| TASK |
Select all lines holding the word "title" from the entries that follow.

| Web page and app entries |
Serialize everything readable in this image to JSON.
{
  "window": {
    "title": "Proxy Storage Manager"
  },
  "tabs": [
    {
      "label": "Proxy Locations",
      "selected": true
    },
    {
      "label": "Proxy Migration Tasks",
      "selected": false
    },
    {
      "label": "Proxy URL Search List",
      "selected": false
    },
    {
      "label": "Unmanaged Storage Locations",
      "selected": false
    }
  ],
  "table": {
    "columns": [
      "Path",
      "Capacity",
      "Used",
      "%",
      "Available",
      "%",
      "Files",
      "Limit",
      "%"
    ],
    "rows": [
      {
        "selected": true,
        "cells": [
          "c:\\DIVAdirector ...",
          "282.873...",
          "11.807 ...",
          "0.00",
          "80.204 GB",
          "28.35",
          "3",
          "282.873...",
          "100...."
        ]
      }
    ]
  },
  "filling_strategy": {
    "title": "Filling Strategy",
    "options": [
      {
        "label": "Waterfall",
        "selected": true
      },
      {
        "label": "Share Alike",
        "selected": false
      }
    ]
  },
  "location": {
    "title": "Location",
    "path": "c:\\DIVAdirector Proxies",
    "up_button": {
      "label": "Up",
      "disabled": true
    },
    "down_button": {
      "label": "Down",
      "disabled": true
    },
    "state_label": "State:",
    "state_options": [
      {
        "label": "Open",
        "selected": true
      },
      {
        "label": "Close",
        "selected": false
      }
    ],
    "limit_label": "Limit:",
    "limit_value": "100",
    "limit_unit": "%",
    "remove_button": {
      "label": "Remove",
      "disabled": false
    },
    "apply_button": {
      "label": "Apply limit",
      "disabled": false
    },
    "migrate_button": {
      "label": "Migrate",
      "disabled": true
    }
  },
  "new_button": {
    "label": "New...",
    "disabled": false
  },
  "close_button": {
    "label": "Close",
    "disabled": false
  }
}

| RESPONSE TO THIS EXERCISE |
    "title": "Proxy Storage Manager"
    "title": "Filling Strategy",
    "title": "Location",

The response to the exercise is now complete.